GOD GAVE ONLY ONE REFORMATION
When we hear the word “Reformation,” our minds naturally turn to the great events of 16th Century Europe and such great men as Martin Luther, John Calvin, and their partners. And there can be little doubt that the Sovereign God, for His own good purposes, allowed these historic events to reshape the face of a continent, and to form much of the framework for the opening of another. We owe much to the religious thinkers of that dramatic turn in history.
But it may surprise some to find that the word “reformation” is also used in Scripture, for a much more important event. In Hebrews 9:10 (KJV), we read:
Which stood only in meats and drinks, and divers washings, and carnal ordinances, imposed on them until the time of reformation.
This reformation God gave brought about not only a change in a framework, but a change of God’s holy law (Heb. 7:12). From the gate of Eden, man worshipped at a specific time and place with specified sacrifices. For those in the line of promise and purpose, like Abraham, both place and form were divinely revealed. For multitudes outside the covenant line, both place and form were dim recognitions of such requirements. From the day of Moses and the formation of national Israel, God’s earthly chosen people, the exact form and place of divine worship was specified in great detail. We may call these requirements “the old-nature covenant.” Such law was “added because of transgressions,” Galatians 3:19. It was never intended to save, Hebrews 10:4, but to show the need of a Savior. God’s purpose of grace was prior to law. For all the major Old Testament saints, both the words “grace” and “faith” are used somewhere in Scripture. (For example, Genesis 6:8 and Hebrews 11:9 for Noah.) So “Salvation is one – Old Testament and New, Gentile and Jew” – Acts 15:11, Gal. 3:8, Heb. 4:2.

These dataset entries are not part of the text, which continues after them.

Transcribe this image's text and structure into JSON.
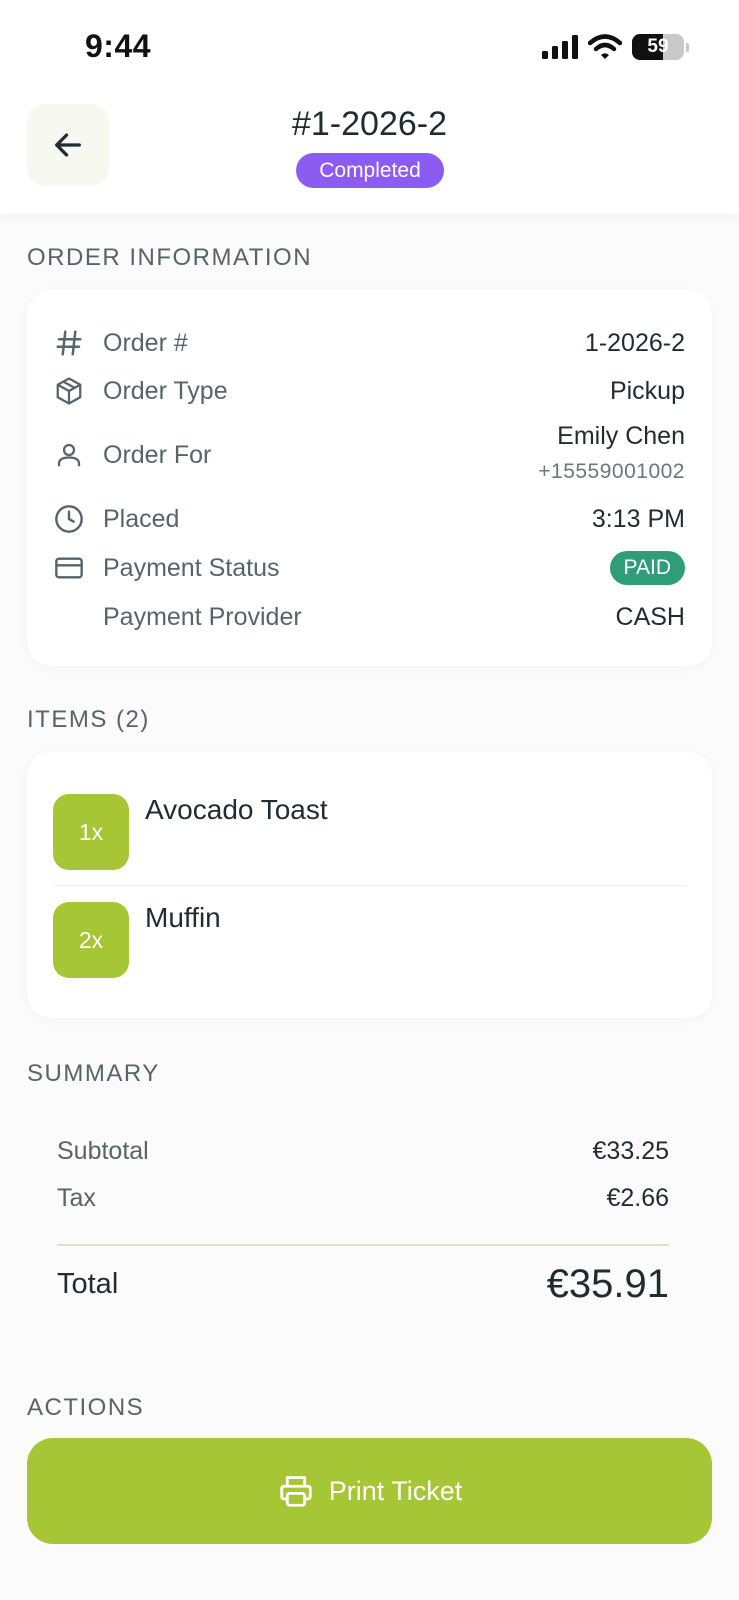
{
  "status_bar": {
    "time": "9:44",
    "battery": "59"
  },
  "header": {
    "title": "#1-2026-2",
    "status": "Completed"
  },
  "order_info": {
    "section_label": "ORDER INFORMATION",
    "rows": [
      {
        "label": "Order #",
        "value": "1-2026-2"
      },
      {
        "label": "Order Type",
        "value": "Pickup"
      },
      {
        "label": "Order For",
        "value": "Emily Chen",
        "sub": "+15559001002"
      },
      {
        "label": "Placed",
        "value": "3:13 PM"
      },
      {
        "label": "Payment Status",
        "value": "PAID"
      },
      {
        "label": "Payment Provider",
        "value": "CASH"
      }
    ]
  },
  "items": {
    "section_label": "ITEMS (2)",
    "list": [
      {
        "qty": "1x",
        "name": "Avocado Toast"
      },
      {
        "qty": "2x",
        "name": "Muffin"
      }
    ]
  },
  "summary": {
    "section_label": "SUMMARY",
    "subtotal_label": "Subtotal",
    "subtotal": "€33.25",
    "tax_label": "Tax",
    "tax": "€2.66",
    "total_label": "Total",
    "total": "€35.91"
  },
  "actions": {
    "section_label": "ACTIONS",
    "print_label": "Print Ticket"
  },
  "colors": {
    "accent": "#a6c636",
    "status_completed": "#8c5cf2",
    "paid": "#2e9d78"
  }
}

But the system of worships, with animal sacrifices and demanded ritual, was typical, all pointing forward to one great moment in history which God calls “the time of reformation,” when He Himself re-formed His system of dealing with us. And He did this “hapax” ” once, for all and forever, never to be repeated.” (Heb. 9:12, 26, and other uses). His new plan involves churches–local, visible congregations of scripturally immersed believers in His one gospel, each such body a “continuing incarnation” with Christ as Head and the Holy Spirit as the heart and blood stream pumping life through the body. And He promised that such bodies would continue, Matthew 16:28, 28:18-20; Ephesians 3:20-21.
Suppose some “charismatic” son of Aaron had tried to “reform” God’s law? In fact, such did happen. Read Leviticus 10 to see how God dealt with such. So, when, in the 4th Century A. D., a bishop in Rome and a Roman emperor moved to consolidate power in one central place, condemning those they called “Donatists” who wished to keep the simple New Testament pattern of local congregations, held together by “an amazingly strong rope of sand,” as some have noted, a major division took place in professing Christianity. From that point, we find the simple New Testament pattern under fire and often underground. The organized, powerful, “establishment” form of Christian faith, often quite sincerely, felt that allowing such schism would destroy the unity of Christendom.
And the “Protestant Reformation” was an attempt to move back to the standard of “sola Scriptura,” only Scripture, a commendable goal, Surely God allowed that breeze of fresh air to blow through the musty halls of religion to open a new world, along with the Renaissance in the intellectual and cultural world. And all were better off for it.
But, as has often been noted, Luther’s famed “Here I stand” was a stand “squarely on the fence.” For Protestant doctrine, claiming “only Scripture,” actually attempted to keep the framework of a state religion, and persecuted those who sought to keep the simple New Testament pattern in local self-governing congregations. A common “nickname” given such people at that time was “Anabaptist,” a title they largely rejected. One of the more familiar names in that group was Menno Simons, who often in his collected writing says: “I am NOT an Anabaptist! WE are not! We do not ‘rebaptize.’ only properly baptize those who have received a false act.”
In short, the famed Protestant Reformation came only half-way back to the sources, retaining infant
“baptism” and a state religion. God allowed it, in part to open the way to the “new world” as explorers newly freed from the medieval yoke broke forth into new horizons. And in the new atmosphere allowing for more individual liberty, true New Testament churches came out of hiding to boldly proclaim the one unchanging gospel, “how that Christ died, and that He was buried, and that He was raised.” Such churches are always in need of renewal and revival, but God gave only one Reformation, and that in the First Century A.D.
–R. Charles Blair, Sept. 2018